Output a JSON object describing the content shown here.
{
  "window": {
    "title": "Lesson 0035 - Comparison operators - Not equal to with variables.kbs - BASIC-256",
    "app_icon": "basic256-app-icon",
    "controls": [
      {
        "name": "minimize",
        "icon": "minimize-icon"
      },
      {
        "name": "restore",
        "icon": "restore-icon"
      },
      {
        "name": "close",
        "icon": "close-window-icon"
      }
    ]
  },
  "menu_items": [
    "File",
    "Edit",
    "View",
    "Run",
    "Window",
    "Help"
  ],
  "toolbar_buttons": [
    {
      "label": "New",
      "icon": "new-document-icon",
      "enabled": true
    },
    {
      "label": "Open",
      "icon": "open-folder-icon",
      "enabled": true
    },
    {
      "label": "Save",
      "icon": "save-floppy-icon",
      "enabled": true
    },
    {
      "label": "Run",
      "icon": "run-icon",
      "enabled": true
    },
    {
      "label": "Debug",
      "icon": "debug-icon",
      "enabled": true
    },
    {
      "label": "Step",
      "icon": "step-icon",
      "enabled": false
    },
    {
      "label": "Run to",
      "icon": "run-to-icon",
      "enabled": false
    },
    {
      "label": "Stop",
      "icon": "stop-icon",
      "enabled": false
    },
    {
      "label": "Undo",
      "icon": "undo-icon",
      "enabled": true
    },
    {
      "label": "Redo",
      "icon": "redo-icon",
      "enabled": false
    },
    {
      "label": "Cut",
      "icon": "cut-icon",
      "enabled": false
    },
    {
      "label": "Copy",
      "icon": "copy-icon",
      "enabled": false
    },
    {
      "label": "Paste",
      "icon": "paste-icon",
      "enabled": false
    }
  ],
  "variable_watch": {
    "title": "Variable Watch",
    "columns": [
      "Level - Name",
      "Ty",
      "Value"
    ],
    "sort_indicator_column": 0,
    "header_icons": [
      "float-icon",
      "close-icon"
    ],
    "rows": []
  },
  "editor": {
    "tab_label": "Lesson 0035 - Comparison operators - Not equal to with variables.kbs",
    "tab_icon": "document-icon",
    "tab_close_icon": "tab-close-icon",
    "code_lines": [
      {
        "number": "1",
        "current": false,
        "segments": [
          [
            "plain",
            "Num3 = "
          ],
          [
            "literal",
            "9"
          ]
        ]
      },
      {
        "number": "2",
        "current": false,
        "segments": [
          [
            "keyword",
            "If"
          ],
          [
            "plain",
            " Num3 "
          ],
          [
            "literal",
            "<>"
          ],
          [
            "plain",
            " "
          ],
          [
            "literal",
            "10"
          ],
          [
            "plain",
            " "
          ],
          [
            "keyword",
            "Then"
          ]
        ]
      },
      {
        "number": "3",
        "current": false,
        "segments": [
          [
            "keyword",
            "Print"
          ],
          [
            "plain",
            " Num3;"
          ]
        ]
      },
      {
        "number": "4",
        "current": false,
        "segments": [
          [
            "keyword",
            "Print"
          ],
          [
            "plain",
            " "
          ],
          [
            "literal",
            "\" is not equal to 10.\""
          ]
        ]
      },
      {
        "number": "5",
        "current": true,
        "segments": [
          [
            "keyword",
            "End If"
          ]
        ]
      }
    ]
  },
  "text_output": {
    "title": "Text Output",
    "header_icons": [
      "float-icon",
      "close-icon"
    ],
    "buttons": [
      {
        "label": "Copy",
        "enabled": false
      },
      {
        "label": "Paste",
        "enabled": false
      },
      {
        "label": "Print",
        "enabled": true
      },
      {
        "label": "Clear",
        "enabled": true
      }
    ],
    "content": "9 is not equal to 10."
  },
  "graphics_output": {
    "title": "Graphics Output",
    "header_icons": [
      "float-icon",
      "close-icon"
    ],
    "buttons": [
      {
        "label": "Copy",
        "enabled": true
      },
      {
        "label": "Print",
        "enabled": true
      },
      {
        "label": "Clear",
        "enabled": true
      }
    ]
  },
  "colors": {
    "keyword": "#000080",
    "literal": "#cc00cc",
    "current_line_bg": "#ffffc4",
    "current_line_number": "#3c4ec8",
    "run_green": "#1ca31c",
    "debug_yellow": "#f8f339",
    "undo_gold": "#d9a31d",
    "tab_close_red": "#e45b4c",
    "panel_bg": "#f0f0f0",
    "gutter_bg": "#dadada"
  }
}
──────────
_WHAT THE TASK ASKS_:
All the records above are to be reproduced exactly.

_EXERCISE ANSWER_:
Output a JSON object describing the content shown here.
{
  "window": {
    "title": "Lesson 0035 - Comparison operators - Not equal to with variables.kbs - BASIC-256",
    "app_icon": "basic256-app-icon",
    "controls": [
      {
        "name": "minimize",
        "icon": "minimize-icon"
      },
      {
        "name": "restore",
        "icon": "restore-icon"
      },
      {
        "name": "close",
        "icon": "close-window-icon"
      }
    ]
  },
  "menu_items": [
    "File",
    "Edit",
    "View",
    "Run",
    "Window",
    "Help"
  ],
  "toolbar_buttons": [
    {
      "label": "New",
      "icon": "new-document-icon",
      "enabled": true
    },
    {
      "label": "Open",
      "icon": "open-folder-icon",
      "enabled": true
    },
    {
      "label": "Save",
      "icon": "save-floppy-icon",
      "enabled": true
    },
    {
      "label": "Run",
      "icon": "run-icon",
      "enabled": true
    },
    {
      "label": "Debug",
      "icon": "debug-icon",
      "enabled": true
    },
    {
      "label": "Step",
      "icon": "step-icon",
      "enabled": false
    },
    {
      "label": "Run to",
      "icon": "run-to-icon",
      "enabled": false
    },
    {
      "label": "Stop",
      "icon": "stop-icon",
      "enabled": false
    },
    {
      "label": "Undo",
      "icon": "undo-icon",
      "enabled": true
    },
    {
      "label": "Redo",
      "icon": "redo-icon",
      "enabled": false
    },
    {
      "label": "Cut",
      "icon": "cut-icon",
      "enabled": false
    },
    {
      "label": "Copy",
      "icon": "copy-icon",
      "enabled": false
    },
    {
      "label": "Paste",
      "icon": "paste-icon",
      "enabled": false
    }
  ],
  "variable_watch": {
    "title": "Variable Watch",
    "columns": [
      "Level - Name",
      "Ty",
      "Value"
    ],
    "sort_indicator_column": 0,
    "header_icons": [
      "float-icon",
      "close-icon"
    ],
    "rows": []
  },
  "editor": {
    "tab_label": "Lesson 0035 - Comparison operators - Not equal to with variables.kbs",
    "tab_icon": "document-icon",
    "tab_close_icon": "tab-close-icon",
    "code_lines": [
      {
        "number": "1",
        "current": false,
        "segments": [
          [
            "plain",
            "Num3 = "
          ],
          [
            "literal",
            "9"
          ]
        ]
      },
      {
        "number": "2",
        "current": false,
        "segments": [
          [
            "keyword",
            "If"
          ],
          [
            "plain",
            " Num3 "
          ],
          [
            "literal",
            "<>"
          ],
          [
            "plain",
            " "
          ],
          [
            "literal",
            "10"
          ],
          [
            "plain",
            " "
          ],
          [
            "keyword",
            "Then"
          ]
        ]
      },
      {
        "number": "3",
        "current": false,
        "segments": [
          [
            "keyword",
            "Print"
          ],
          [
            "plain",
            " Num3;"
          ]
        ]
      },
      {
        "number": "4",
        "current": false,
        "segments": [
          [
            "keyword",
            "Print"
          ],
          [
            "plain",
            " "
          ],
          [
            "literal",
            "\" is not equal to 10.\""
          ]
        ]
      },
      {
        "number": "5",
        "current": true,
        "segments": [
          [
            "keyword",
            "End If"
          ]
        ]
      }
    ]
  },
  "text_output": {
    "title": "Text Output",
    "header_icons": [
      "float-icon",
      "close-icon"
    ],
    "buttons": [
      {
        "label": "Copy",
        "enabled": false
      },
      {
        "label": "Paste",
        "enabled": false
      },
      {
        "label": "Print",
        "enabled": true
      },
      {
        "label": "Clear",
        "enabled": true
      }
    ],
    "content": "9 is not equal to 10."
  },
  "graphics_output": {
    "title": "Graphics Output",
    "header_icons": [
      "float-icon",
      "close-icon"
    ],
    "buttons": [
      {
        "label": "Copy",
        "enabled": true
      },
      {
        "label": "Print",
        "enabled": true
      },
      {
        "label": "Clear",
        "enabled": true
      }
    ]
  },
  "colors": {
    "keyword": "#000080",
    "literal": "#cc00cc",
    "current_line_bg": "#ffffc4",
    "current_line_number": "#3c4ec8",
    "run_green": "#1ca31c",
    "debug_yellow": "#f8f339",
    "undo_gold": "#d9a31d",
    "tab_close_red": "#e45b4c",
    "panel_bg": "#f0f0f0",
    "gutter_bg": "#dadada"
  }
}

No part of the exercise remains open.